Mainly due to its $778 price tag, the 426 Hemi is the rarest model in the Challenger R/T lineup. That’s equivalent to $4,830 today and many buyers just weren’t willing to fork over that much cash. That doesn’t include the $142 or $235 Track Package you also had to purchase (depending on transmission) when opting for the Hemi. Nonetheless, this got you a cruiser capable of going from 0 to 60 in just under six seconds and capable of sprinting the quarter mile in 14.1 seconds. Not bad for a normally aspirated 3,850 pound car. However, the Hemi suffered from issues such as strong understeer, poor braking, and weight distribution. Almost 60 percent of the 426 Hemi Challenger’s weight is up front. It also weighed considerably more than a Mustang and was five inches wider than the Blue Oval’s pony car.
In order to be competitive in the Tran Am racing league, Dodge released the Challenger T/A. This track-ready coupe is easily identified by its black fiberglass hood, side exhaust system, and 340 Six Pack fender decals with a large T/A side stripe.

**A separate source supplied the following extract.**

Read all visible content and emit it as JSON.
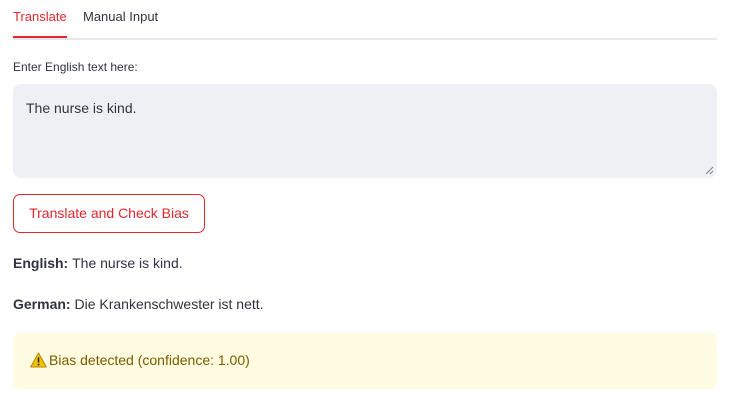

Cars Magazine tested the T/A and came away impressed with its handling characteristics. The magazine stated its handling on a road course was “outta sight” and that the T/A was controllable and possesses great directional stability. The T/A is powered by a tri-carbed 340 V8 engine and drivers could choose between a TorqueFlite automatic or four-speed manual transmission. Dodge stated the T/A produced 290 horsepower although many enthusiasts will tell you it’s closer to 350 horsepower.

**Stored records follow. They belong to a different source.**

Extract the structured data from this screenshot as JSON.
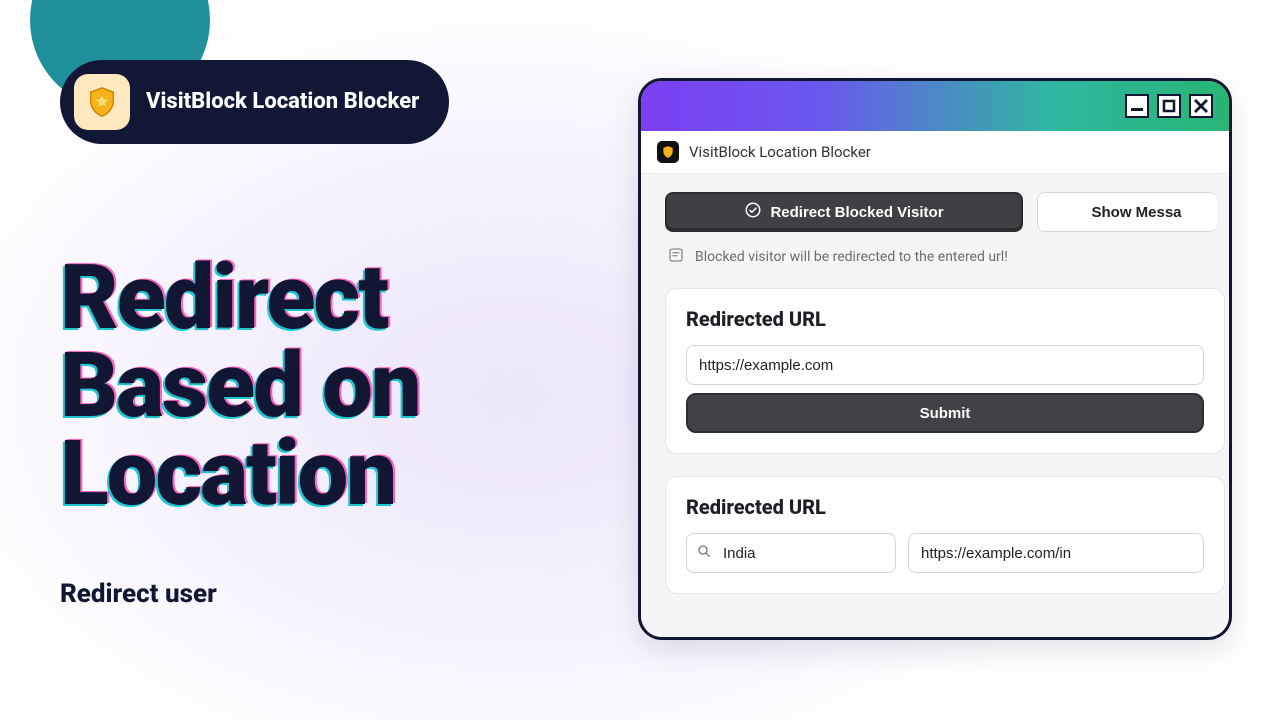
{
  "brand": {
    "name": "VisitBlock Location Blocker"
  },
  "hero": {
    "title": "Redirect Based on Location",
    "subtitle": "Redirect user"
  },
  "window": {
    "app_title": "VisitBlock Location Blocker",
    "tabs": {
      "redirect": "Redirect Blocked Visitor",
      "show_message": "Show Messa"
    },
    "hint": "Blocked visitor will be redirected to the entered url!",
    "section1": {
      "heading": "Redirected URL",
      "url_value": "https://example.com",
      "submit_label": "Submit"
    },
    "section2": {
      "heading": "Redirected URL",
      "country_value": "India",
      "url_value": "https://example.com/in"
    }
  }
}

Fans of the 1970 Dodge Challenger T/A should really check out the drive-in cult classic Vanishing Point. This flick follows the misadventure of Kowalski as he delivers a white Challenger T/A from Denver to San Francisco. In his Benzadrine-induced high, he encounters several interesting characters in his quest to get the Challenger delivered in 15 hours. It definitely ranks up there with other muscle car classics such as Two Lane Blacktop and Smokey and the Bandit.
The 1970 Dodge Challenger R/T may just be the ultimate muscle car anachronism. It came out at a time when the muscle car was falling out of favor and its popularity was declining. It’s a good thing that didn’t stop the powers at Dodge one bit from releasing one of the coolest pony cars in its history. It’s certainly earned its place in Dodge’s muscle car royalty.

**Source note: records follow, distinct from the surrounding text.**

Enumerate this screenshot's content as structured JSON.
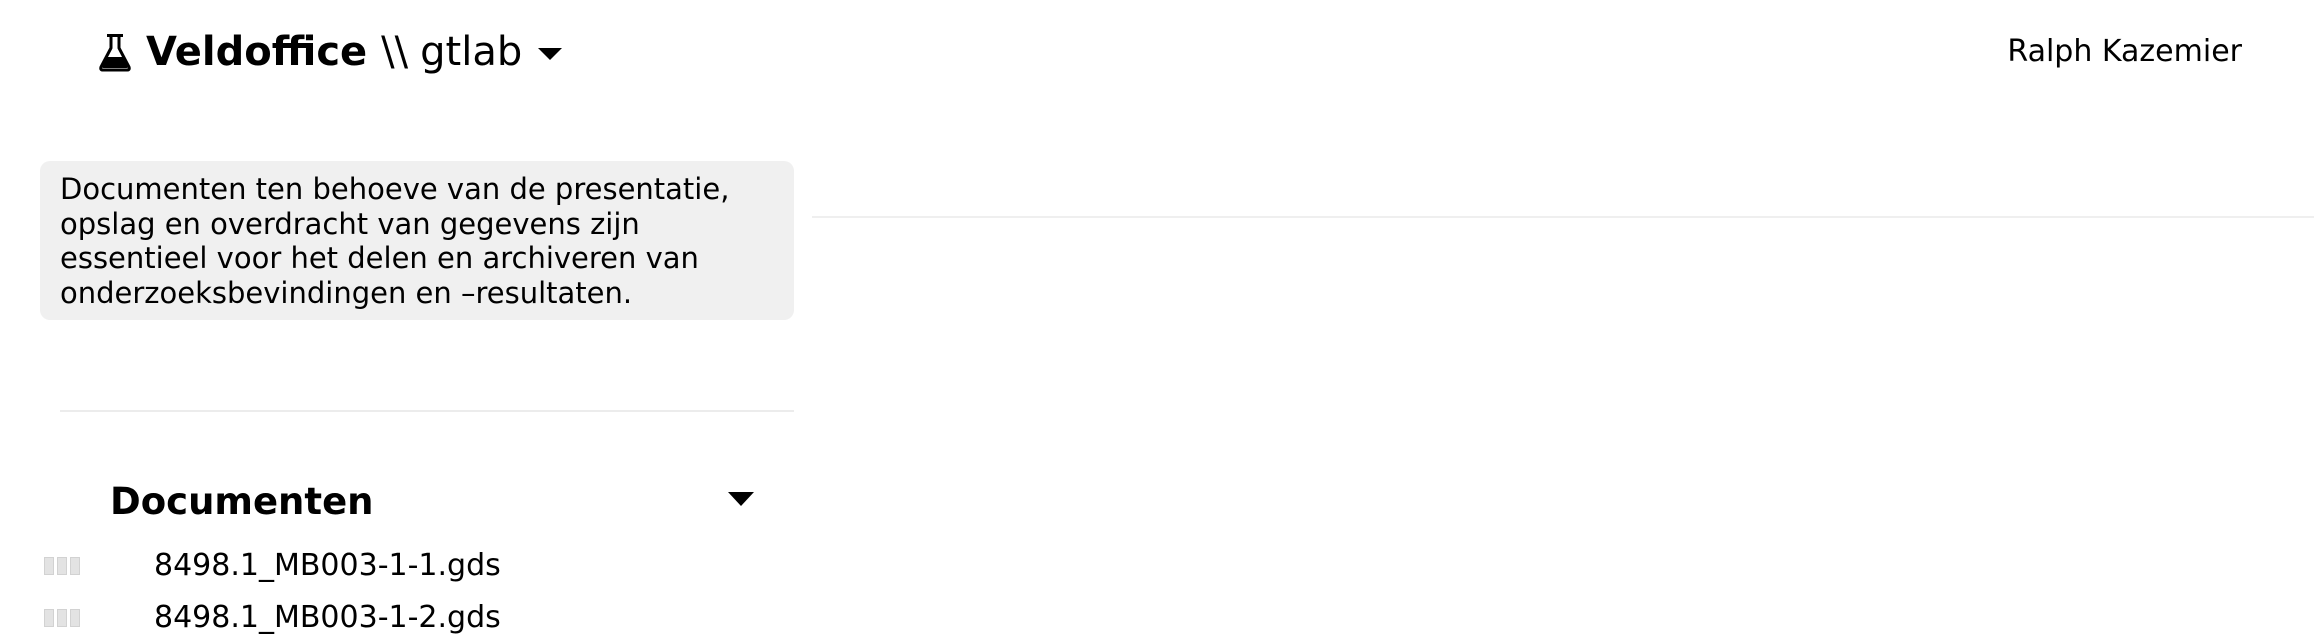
{
  "header": {
    "brand_icon": "flask-icon",
    "brand_name": "Veldoffice",
    "separator": "\\\\",
    "project": "gtlab",
    "user_name": "Ralph Kazemier"
  },
  "sidebar": {
    "description": "Documenten ten behoeve van de presentatie, opslag en overdracht van gegevens zijn essentieel voor het delen en archiveren van onderzoeksbevindingen en –resultaten.",
    "section_title": "Documenten",
    "documents": [
      {
        "name": "8498.1_MB003-1-1.gds"
      },
      {
        "name": "8498.1_MB003-1-2.gds"
      }
    ]
  }
}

Dodge and Plymouth Muscle Car Red Book, Peter C. Sessler, MBI Publishing, 2001
Standard Catalog of American Muscle Cars 1960-1972, John Gunnell, Krause Publications, 2006
Original Challenger and Barracuda 1970-1974, Jim Schild, MBI Publishing, 2003
Kings of the Street – American Muscle Cars, Consumer Guide, Publications International, 1995
Muscle Car – The Art of Power, John Gunnell, Krause Publications, 2008
Specifications for 1970 Dodge Challenger Hemi, Car and Driver, November 1969
Body & Frame
Type: front engine, rear wheel drive
Body style: four-passenger coupe
Powerplant: V8, water-cooled, cast iron block and heads, five main bearings
Displacement: 426 cubic inches
Horsepower (SAE): 425 bhp @ 5,000 rpm
Torque (SAE): 490 lb-ft @ 4,000 rpm
Maximum recommended engine speed: 6,500 rpm
Oil capacity: 5.0 quarts
Valve gear: pushrod operated overhead valves, hydraulic lifters
Bore x stroke: 4.25 x 3.75 inches
Compression ratio: 10.3:1
Carburetion: 2 x 4-barrel Carter AFB
Specific power output: 1.00 bhp/cubic inch
Transmission (as tested)
Type: 3-speed automatic
Type: max. torque converter: 2.1:1
Final drive ratio: 3.23:1
Type: recirculating ball, power assisted
Turns lock-to-lock: 3.5
Turning circle, curb-to-curb: 42.0 feet
Front: 11.0 x 3.0-inch cast iron drum, power assisted
Rear: 11.0 x 2.5-inch cast iron drum, power assisted
Front: independent, unequal control arms, torsion bars, anti-sway bar
Rear: rigid axle, semi-elliptic leaf springs
Wheels & Tires
Wheels: stamped steel, five-bolt
Tires (new): Goodyear F60-15 , polyglas, tubeless
Wheelbase: 110.0 inches
Length/Width/Height: 191.3/76.4/51.4 inches
Curb weight: 3,890 pounds
Front track: 59.7 inches
Rear track: 60.7 inches
Fuel tank capacity: 18.0 gallons
Weight distribution, F/R: 58.9/41.1 percent
0 – 60 mph: 5.8 seconds
Quarter mile: 14.1 seconds @ 103.2 mph
Top speed (est): 146 mph